Groundbreaking on the project will commence later this year and completion is expected in 2015. Benefits of the dam removal will include:
- Providing jobs and local economic stimulus: The project's direct construction expenses of approximately US$62M are projected to result in over US$150M in economic output that will save or generate over 900 jobs. Monterey County has been hard hit by the recession and currently has an unemployment rate of over 12%.
- Permanently improve public safety: Removing the dam will permanently resolve a threat to 1500 structures in the downstream floodplain that are now threatened by dam collapse.
- Facilitate military readiness: The Department of Defence's Innovative Readiness Training (IRT) programme is for military reserve and active-duty forces, and helps them achieve training objectives by participating in civilian projects. Reserve forces could undertake many tasks such as road building, earthmoving, water diversions and removal of the dam. The project presents an excellent opportunity for multi-year, joint training operations.

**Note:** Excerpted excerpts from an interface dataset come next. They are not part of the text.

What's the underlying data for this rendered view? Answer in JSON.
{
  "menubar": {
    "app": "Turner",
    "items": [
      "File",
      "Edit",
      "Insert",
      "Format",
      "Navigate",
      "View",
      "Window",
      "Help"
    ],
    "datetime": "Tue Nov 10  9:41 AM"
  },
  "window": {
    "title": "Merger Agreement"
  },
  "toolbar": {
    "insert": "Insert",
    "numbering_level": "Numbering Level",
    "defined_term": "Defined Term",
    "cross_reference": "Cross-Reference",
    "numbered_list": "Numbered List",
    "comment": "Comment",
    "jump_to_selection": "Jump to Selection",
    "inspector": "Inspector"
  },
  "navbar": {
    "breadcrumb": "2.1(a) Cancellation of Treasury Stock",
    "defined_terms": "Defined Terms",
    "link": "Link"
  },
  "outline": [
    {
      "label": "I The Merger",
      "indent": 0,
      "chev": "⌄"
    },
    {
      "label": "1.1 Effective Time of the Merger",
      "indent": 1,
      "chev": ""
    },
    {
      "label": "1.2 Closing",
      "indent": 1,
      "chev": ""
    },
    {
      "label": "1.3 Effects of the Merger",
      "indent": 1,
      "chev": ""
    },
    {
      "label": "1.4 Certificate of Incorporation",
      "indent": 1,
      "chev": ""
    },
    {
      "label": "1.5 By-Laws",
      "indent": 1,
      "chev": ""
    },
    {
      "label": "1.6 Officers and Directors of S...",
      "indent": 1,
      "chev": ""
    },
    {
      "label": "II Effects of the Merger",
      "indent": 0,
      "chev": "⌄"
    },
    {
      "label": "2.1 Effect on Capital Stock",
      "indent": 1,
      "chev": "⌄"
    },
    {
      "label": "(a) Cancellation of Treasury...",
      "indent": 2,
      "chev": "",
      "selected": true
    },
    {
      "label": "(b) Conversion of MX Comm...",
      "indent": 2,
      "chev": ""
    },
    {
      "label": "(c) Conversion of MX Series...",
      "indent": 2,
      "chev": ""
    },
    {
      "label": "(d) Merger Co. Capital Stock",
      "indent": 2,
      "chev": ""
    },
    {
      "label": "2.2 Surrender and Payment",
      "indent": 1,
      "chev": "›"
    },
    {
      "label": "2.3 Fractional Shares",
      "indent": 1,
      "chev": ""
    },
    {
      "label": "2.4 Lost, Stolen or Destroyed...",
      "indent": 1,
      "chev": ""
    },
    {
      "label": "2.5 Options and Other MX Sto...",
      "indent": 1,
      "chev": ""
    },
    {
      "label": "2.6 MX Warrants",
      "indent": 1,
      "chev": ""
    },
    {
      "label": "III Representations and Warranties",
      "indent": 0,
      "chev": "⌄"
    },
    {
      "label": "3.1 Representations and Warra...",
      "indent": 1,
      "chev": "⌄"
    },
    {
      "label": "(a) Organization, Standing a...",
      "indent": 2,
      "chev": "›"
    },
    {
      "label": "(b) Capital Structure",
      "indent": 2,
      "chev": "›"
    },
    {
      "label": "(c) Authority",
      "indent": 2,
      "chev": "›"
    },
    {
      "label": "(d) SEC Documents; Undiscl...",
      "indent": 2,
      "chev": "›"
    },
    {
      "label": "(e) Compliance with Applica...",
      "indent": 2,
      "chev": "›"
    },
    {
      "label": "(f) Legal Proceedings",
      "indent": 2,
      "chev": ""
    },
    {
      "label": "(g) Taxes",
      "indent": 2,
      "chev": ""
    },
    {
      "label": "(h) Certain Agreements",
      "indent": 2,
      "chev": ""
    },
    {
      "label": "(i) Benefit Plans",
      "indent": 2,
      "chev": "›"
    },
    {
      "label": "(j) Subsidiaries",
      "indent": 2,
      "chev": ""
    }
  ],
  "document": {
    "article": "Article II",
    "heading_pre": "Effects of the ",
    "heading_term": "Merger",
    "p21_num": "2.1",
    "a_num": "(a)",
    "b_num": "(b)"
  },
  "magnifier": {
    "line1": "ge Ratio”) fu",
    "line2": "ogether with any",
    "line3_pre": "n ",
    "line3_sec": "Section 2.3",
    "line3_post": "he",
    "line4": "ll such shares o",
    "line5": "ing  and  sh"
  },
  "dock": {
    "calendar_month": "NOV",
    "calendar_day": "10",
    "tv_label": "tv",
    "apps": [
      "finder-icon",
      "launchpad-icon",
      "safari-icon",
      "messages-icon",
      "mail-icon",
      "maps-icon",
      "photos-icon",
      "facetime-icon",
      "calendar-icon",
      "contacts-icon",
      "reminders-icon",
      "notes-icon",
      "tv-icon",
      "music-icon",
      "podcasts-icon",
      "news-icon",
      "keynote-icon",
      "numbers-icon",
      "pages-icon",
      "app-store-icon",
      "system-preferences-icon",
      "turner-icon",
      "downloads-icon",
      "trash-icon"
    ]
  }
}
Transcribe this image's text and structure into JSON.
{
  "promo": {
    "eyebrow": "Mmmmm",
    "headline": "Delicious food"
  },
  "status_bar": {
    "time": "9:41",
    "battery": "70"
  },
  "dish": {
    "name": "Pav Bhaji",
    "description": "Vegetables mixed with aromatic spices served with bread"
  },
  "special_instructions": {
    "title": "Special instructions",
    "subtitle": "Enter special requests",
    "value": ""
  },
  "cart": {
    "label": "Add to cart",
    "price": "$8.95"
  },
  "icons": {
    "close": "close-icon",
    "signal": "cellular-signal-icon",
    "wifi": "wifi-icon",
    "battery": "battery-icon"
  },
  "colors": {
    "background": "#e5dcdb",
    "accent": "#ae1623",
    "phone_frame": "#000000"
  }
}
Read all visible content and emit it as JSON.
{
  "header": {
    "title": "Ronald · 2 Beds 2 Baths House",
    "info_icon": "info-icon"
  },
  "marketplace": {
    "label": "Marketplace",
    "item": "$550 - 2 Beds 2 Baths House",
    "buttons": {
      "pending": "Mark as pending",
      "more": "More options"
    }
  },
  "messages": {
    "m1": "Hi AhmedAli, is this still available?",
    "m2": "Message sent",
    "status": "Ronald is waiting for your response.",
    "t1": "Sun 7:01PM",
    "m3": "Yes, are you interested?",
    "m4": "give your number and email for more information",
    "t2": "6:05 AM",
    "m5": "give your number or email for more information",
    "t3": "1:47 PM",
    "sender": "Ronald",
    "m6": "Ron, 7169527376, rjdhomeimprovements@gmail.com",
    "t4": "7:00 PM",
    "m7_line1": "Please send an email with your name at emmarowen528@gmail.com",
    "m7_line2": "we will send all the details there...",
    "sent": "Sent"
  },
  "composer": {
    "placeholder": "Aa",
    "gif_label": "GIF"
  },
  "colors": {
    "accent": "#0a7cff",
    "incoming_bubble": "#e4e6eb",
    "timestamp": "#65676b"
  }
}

- A model for western dam removal projects: The San Clemente dam will be one of the largest dams removed in the west. Californian American Water says there is a great opportunity to learn more about post-dam removal sediment transport, channel response, and river restoration processes from studying the outcomes of the project. The project team has invited a group of academic experts to develop a co-ordinated research programme for the project that will help guide all future dam removal projects in the west.
- Restoring connectivity and recovering species: Steelhead along California's central coast is a threatened species. Removing the San Clemente dam will restore access to 40km of spawning and rearing habitat, critical to steelhead recovery. Enabling sediment to move past the dam will also help replenish sand supply to Carmel River beach and dunes, fortifying the beach and coastal area against sea level rise.